### Action item
Output the data unchanged and complete, minus the images.

### Provided data
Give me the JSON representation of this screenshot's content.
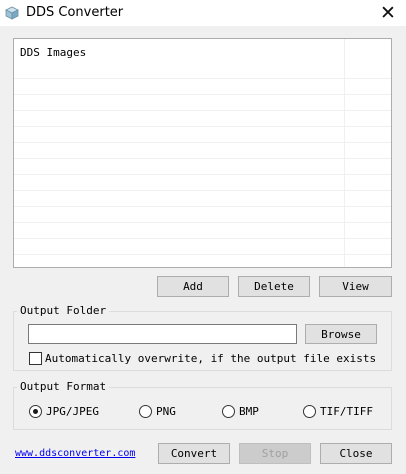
{
  "window": {
    "title": "DDS Converter",
    "close_glyph": "✕"
  },
  "list": {
    "header": "DDS Images"
  },
  "list_buttons": {
    "add": "Add",
    "delete": "Delete",
    "view": "View"
  },
  "output_folder": {
    "label": "Output Folder",
    "path_value": "",
    "browse": "Browse",
    "overwrite_checked": false,
    "overwrite_label": "Automatically overwrite, if the output file exists"
  },
  "output_format": {
    "label": "Output Format",
    "selected": "JPG/JPEG",
    "options": [
      "JPG/JPEG",
      "PNG",
      "BMP",
      "TIF/TIFF"
    ]
  },
  "footer": {
    "link": "www.ddsconverter.com",
    "convert": "Convert",
    "stop": "Stop",
    "close": "Close"
  },
  "colors": {
    "link": "#0000ee",
    "window_bg": "#f0f0f0"
  }
}
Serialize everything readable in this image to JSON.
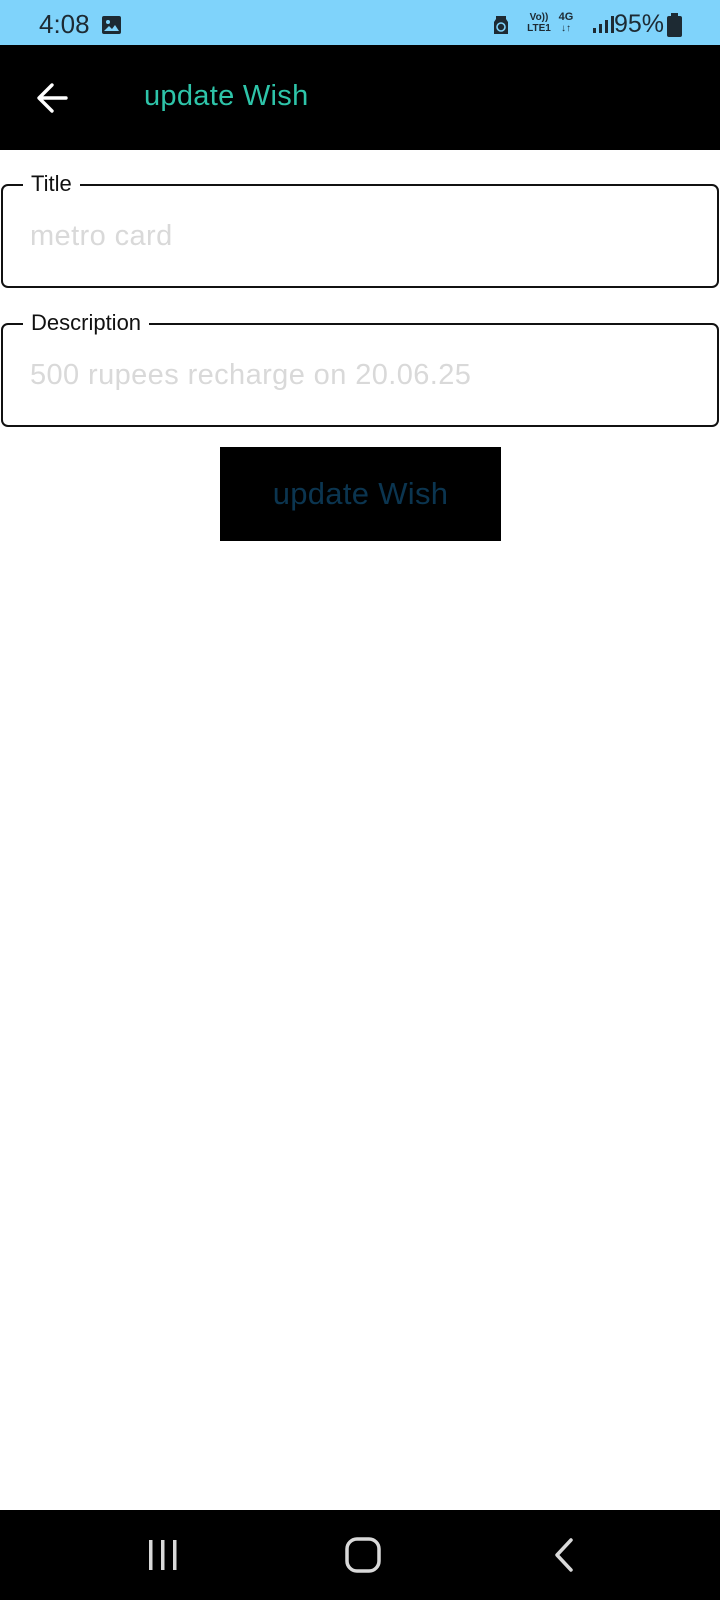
{
  "status_bar": {
    "time": "4:08",
    "battery_percent": "95%",
    "volte_label_top": "Vo))",
    "volte_label_bottom": "LTE1",
    "network_label": "4G",
    "background_color": "#7fd3fb"
  },
  "app_bar": {
    "title": "update Wish",
    "title_color": "#2ec4a9",
    "back_icon": "arrow-left-icon"
  },
  "form": {
    "title_field": {
      "label": "Title",
      "value": "metro card"
    },
    "description_field": {
      "label": "Description",
      "value": "500 rupees recharge on 20.06.25"
    },
    "submit_button": {
      "label": "update Wish",
      "text_color": "#0b3550"
    }
  },
  "nav_bar": {
    "recents_icon": "recents-icon",
    "home_icon": "home-icon",
    "back_icon": "back-chevron-icon"
  }
}
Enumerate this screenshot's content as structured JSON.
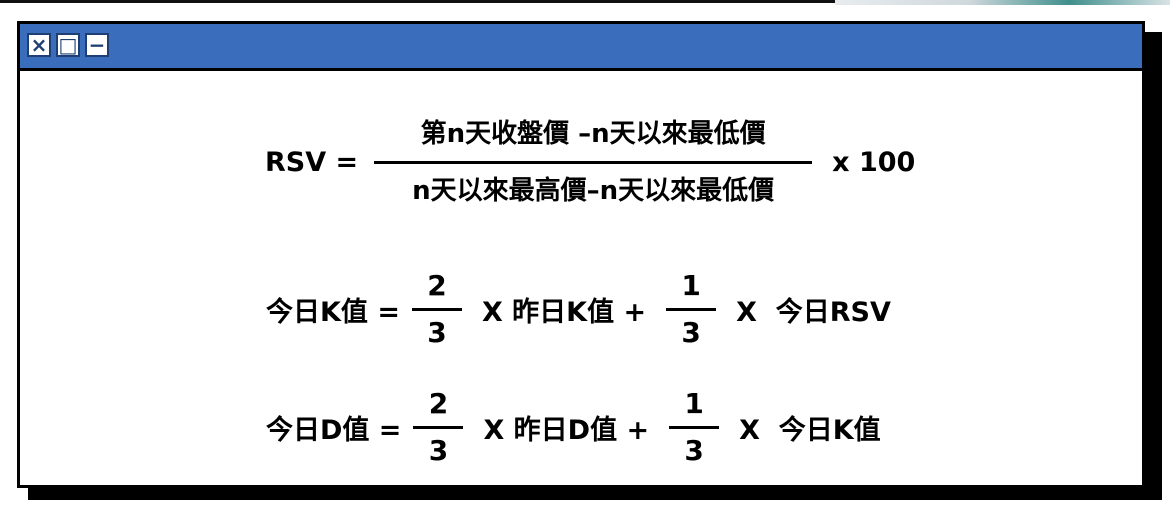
{
  "window": {
    "close_glyph": "×",
    "maximize_glyph": "□",
    "minimize_glyph": "−",
    "titlebar_color": "#3a6ebd",
    "border_color": "#000000",
    "shadow_color": "#000000"
  },
  "formulas": {
    "rsv": {
      "lhs": "RSV =",
      "numerator": "第n天收盤價 –n天以來最低價",
      "denominator": "n天以來最高價–n天以來最低價",
      "rhs": "x 100"
    },
    "k": {
      "lhs": "今日K值 =",
      "frac1_num": "2",
      "frac1_den": "3",
      "mid": "X 昨日K值 +",
      "frac2_num": "1",
      "frac2_den": "3",
      "rhs": "X  今日RSV"
    },
    "d": {
      "lhs": "今日D值 =",
      "frac1_num": "2",
      "frac1_den": "3",
      "mid": "X 昨日D值 +",
      "frac2_num": "1",
      "frac2_den": "3",
      "rhs": "X  今日K值"
    }
  }
}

### Exercise answer
Give me the JSON representation of this screenshot's content.
{
  "window": {
    "title": "DDS Converter",
    "close_glyph": "✕"
  },
  "list": {
    "header": "DDS Images"
  },
  "list_buttons": {
    "add": "Add",
    "delete": "Delete",
    "view": "View"
  },
  "output_folder": {
    "label": "Output Folder",
    "path_value": "",
    "browse": "Browse",
    "overwrite_checked": false,
    "overwrite_label": "Automatically overwrite, if the output file exists"
  },
  "output_format": {
    "label": "Output Format",
    "selected": "JPG/JPEG",
    "options": [
      "JPG/JPEG",
      "PNG",
      "BMP",
      "TIF/TIFF"
    ]
  },
  "footer": {
    "link": "www.ddsconverter.com",
    "convert": "Convert",
    "stop": "Stop",
    "close": "Close"
  },
  "colors": {
    "link": "#0000ee",
    "window_bg": "#f0f0f0"
  }
}
Serialize everything readable in this image to JSON.
{
  "status_bar": {
    "time": "4:08",
    "battery_percent": "95%",
    "volte_label_top": "Vo))",
    "volte_label_bottom": "LTE1",
    "network_label": "4G",
    "background_color": "#7fd3fb"
  },
  "app_bar": {
    "title": "update Wish",
    "title_color": "#2ec4a9",
    "back_icon": "arrow-left-icon"
  },
  "form": {
    "title_field": {
      "label": "Title",
      "value": "metro card"
    },
    "description_field": {
      "label": "Description",
      "value": "500 rupees recharge on 20.06.25"
    },
    "submit_button": {
      "label": "update Wish",
      "text_color": "#0b3550"
    }
  },
  "nav_bar": {
    "recents_icon": "recents-icon",
    "home_icon": "home-icon",
    "back_icon": "back-chevron-icon"
  }
}
Enumerate this screenshot's content as structured JSON.
{
  "window": {
    "close_glyph": "×",
    "maximize_glyph": "□",
    "minimize_glyph": "−",
    "titlebar_color": "#3a6ebd",
    "border_color": "#000000",
    "shadow_color": "#000000"
  },
  "formulas": {
    "rsv": {
      "lhs": "RSV =",
      "numerator": "第n天收盤價 –n天以來最低價",
      "denominator": "n天以來最高價–n天以來最低價",
      "rhs": "x 100"
    },
    "k": {
      "lhs": "今日K值 =",
      "frac1_num": "2",
      "frac1_den": "3",
      "mid": "X 昨日K值 +",
      "frac2_num": "1",
      "frac2_den": "3",
      "rhs": "X  今日RSV"
    },
    "d": {
      "lhs": "今日D值 =",
      "frac1_num": "2",
      "frac1_den": "3",
      "mid": "X 昨日D值 +",
      "frac2_num": "1",
      "frac2_den": "3",
      "rhs": "X  今日K值"
    }
  }
}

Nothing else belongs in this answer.